CSS Tricks: Using Color

css_blocks

As web designers we sometimes have a tough time figuring out exactly why a particular layout item is behaving that way. Sometimes it’s a matter of the cascade being at play, other times it’s a specific rule that we have set.

One of the best tricks that I have discovered is the use of blocks of color when initially setting up a layout or when debugging it.

There are some important notes about this:

  • Your layout will look as though it was colored in by a 5 year old on a sugar high in a crayon factory. This makes it easy to spot the culprit for breaking the layout, but it can be painful to look at.
  • I use two things to make sure I know that the color is not supposed to survive into the final .css file:
    • I use the color names rather than hex codes.
    • I also include a comment /*debugging*/ next to each item.

This post features one of my examples (in this case with a right sidebar, and navigation across the top of the page). You can view and download the HTML and the CSS from Google Drive.

This is one of the easiest CSS tricks that I have found when playing around with a layout. I picked it up from a tutorial by Russ Weakley a couple of years ago and it has saved my sanity a couple of times.

The First Rule of Web Design

The single most important thing when it comes to web design is content before anything else. In order to determine what content you should place on your website, which will in turn shape your page layout, navigation, etc. you need to decide what purpose your web site will fulfill.

Your goal of your web site might be:

  • To establish yourself as an expert in a particular field.
  • To communicate specific information to customers.
  • To attract new customers.
  • To make sales.
  • etc.

Unless you know what you want to achieve with your web site and what type of information that your users are likely to be looking for, it will be difficult, if not impossible to have an effective web design. Here, at Red Dragon Creative, we define an effective web site as one that helps fulfill a business goal.

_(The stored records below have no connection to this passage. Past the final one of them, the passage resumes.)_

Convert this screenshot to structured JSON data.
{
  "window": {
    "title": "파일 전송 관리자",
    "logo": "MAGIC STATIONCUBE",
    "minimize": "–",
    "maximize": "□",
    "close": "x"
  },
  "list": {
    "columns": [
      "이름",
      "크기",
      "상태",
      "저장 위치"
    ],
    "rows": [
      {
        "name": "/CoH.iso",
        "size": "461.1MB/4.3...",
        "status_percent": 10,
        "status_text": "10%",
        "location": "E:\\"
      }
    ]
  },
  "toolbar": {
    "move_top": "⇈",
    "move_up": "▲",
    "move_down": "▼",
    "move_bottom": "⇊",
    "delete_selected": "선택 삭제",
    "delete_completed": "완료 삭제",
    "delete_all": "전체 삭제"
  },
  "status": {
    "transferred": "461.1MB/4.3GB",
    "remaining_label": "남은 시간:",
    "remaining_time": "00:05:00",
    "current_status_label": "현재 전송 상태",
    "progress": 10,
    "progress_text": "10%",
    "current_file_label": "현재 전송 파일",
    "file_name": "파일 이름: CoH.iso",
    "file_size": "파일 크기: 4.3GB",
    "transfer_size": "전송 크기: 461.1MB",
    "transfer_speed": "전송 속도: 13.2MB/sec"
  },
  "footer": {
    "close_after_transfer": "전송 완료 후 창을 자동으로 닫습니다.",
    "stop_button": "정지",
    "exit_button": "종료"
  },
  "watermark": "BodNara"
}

In order to determine your content you need to consider your web site’s goals and your target audience. From there, you will be able to decide what type of content your users will expect and find useful. You will also be able to decide what format is most appropriate. Perhaps your users love to read blog posts? Or maybe they prefer to watch a video? Or perhaps they are a fan of infographics?

Once you know what type of content your users are likely to want included in your web design, you are able to ensure that your site is developed to allow your visitors to easily flow through your site…without giving your design a second thought.

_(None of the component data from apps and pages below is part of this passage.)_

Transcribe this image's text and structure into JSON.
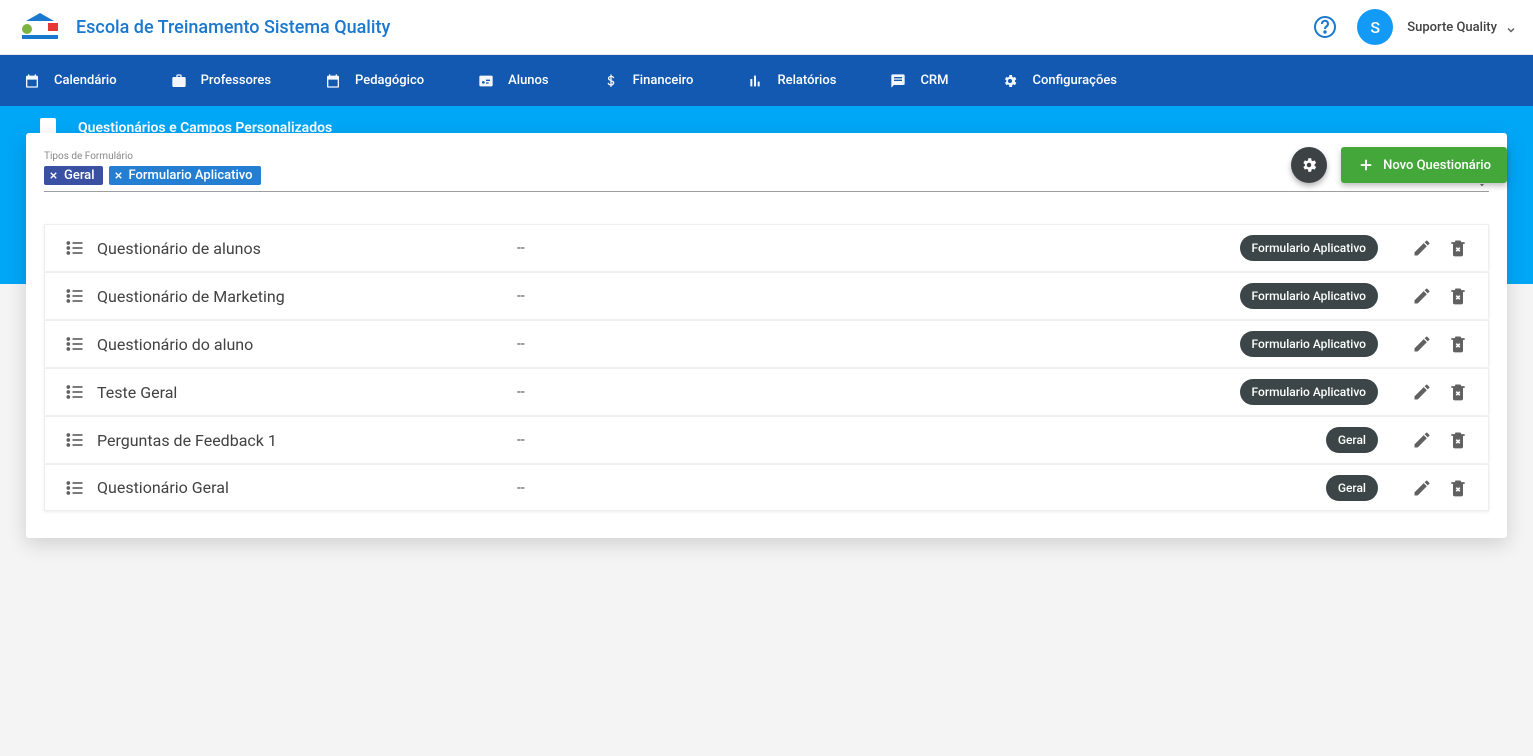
{
  "header": {
    "school_title": "Escola de Treinamento Sistema Quality",
    "avatar_initial": "S",
    "user_name": "Suporte Quality"
  },
  "nav": [
    {
      "label": "Calendário",
      "icon": "calendar"
    },
    {
      "label": "Professores",
      "icon": "briefcase"
    },
    {
      "label": "Pedagógico",
      "icon": "calendar"
    },
    {
      "label": "Alunos",
      "icon": "id-card"
    },
    {
      "label": "Financeiro",
      "icon": "dollar"
    },
    {
      "label": "Relatórios",
      "icon": "chart"
    },
    {
      "label": "CRM",
      "icon": "message"
    },
    {
      "label": "Configurações",
      "icon": "gear"
    }
  ],
  "subheader": {
    "title": "Questionários e Campos Personalizados"
  },
  "actions": {
    "new_label": "Novo Questionário"
  },
  "filter": {
    "label": "Tipos de Formulário",
    "chips": [
      "Geral",
      "Formulario Aplicativo"
    ]
  },
  "rows": [
    {
      "title": "Questionário de alunos",
      "mid": "--",
      "badge": "Formulario Aplicativo"
    },
    {
      "title": "Questionário de Marketing",
      "mid": "--",
      "badge": "Formulario Aplicativo"
    },
    {
      "title": "Questionário do aluno",
      "mid": "--",
      "badge": "Formulario Aplicativo"
    },
    {
      "title": "Teste Geral",
      "mid": "--",
      "badge": "Formulario Aplicativo"
    },
    {
      "title": "Perguntas de Feedback 1",
      "mid": "--",
      "badge": "Geral"
    },
    {
      "title": "Questionário Geral",
      "mid": "--",
      "badge": "Geral"
    }
  ]
}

The Costs of a Custom WordPress Website in South Africa

WordPress is blogging platform that has developed into a content management system. It is widely used by a hugely diverse group of people, from broadcasters to government departments to musicians to businesses to private individuals. WordPress offers:

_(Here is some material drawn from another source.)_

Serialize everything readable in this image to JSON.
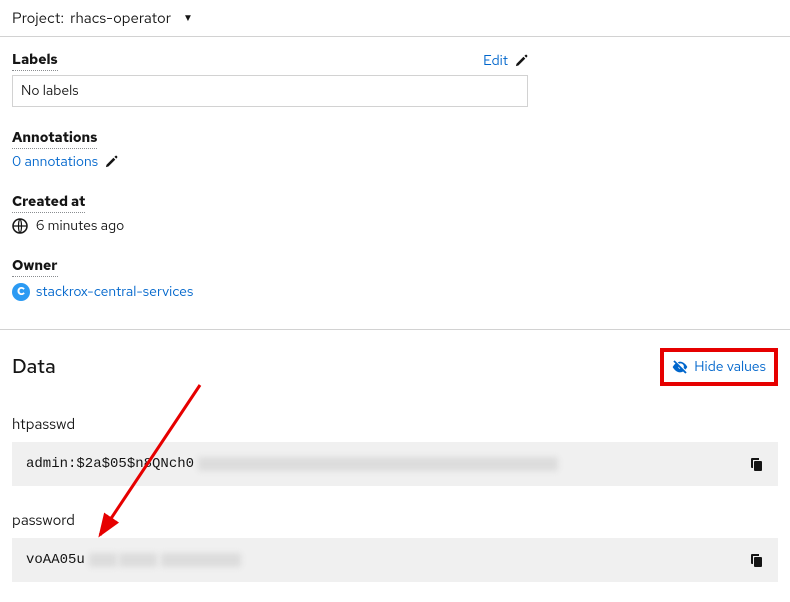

  • A stable platform having been continuously developed since 2003;
  • Support for multiple users, allowing different people to communicate on the same platform;
  • Semantic, high quality code, which means that people who are accessing the web using assistive devices¬† or on mobile devices will have a higher quality user-experience.
  • It is very search engine friendly meaning that when people are searching for the information they are likely to find it. There is also an excellent plugin that assists with search engine optimization.
  • The WordPress core functionality is free.

That said, here’s a look at the costs associated with a self-hosted WordPress site.

  • The registration of a domain name. The cost of registering a domain name starts at around R75.
  • At a minimum you require web hosting with PHP and a mySQL database. (Every WordPress site that you run requires it’s own database). Hosting in South Africa costs range from R15 upwards.
  • Installation: WordPress offers an easy 5 minute installation (which I have found to be true in most cases, however on some cheap hosting packages you may need to configure a database which takes longer).
  • Content creation: The most important part of your website is your content, after all, it is the reason that people came to your site in the first place, and the reason why they will return.
  • Customizations, for example, the development of a custom theme.
  • Support may be included in your web design or web hosting package or may be charged at an hourly fee.
  • Making regular backups of your site.
  • Plugins :¬† many WordPress plugins are free, there are also paid plugins which you may require.

WordPress themes may be created on their own, but a recent trend has seen the development of theme-frameworks, such as StudioPress.  The WordPress themes that we create all run on the StudioPress framework which we chose because it is robust and offers great security, in addition to a myriad of other features.

Our custom WordPress themes start at R3,500 (which compared to recent publicity is an absolute steal.) Contact us to set up a free consultation to discuss your needs.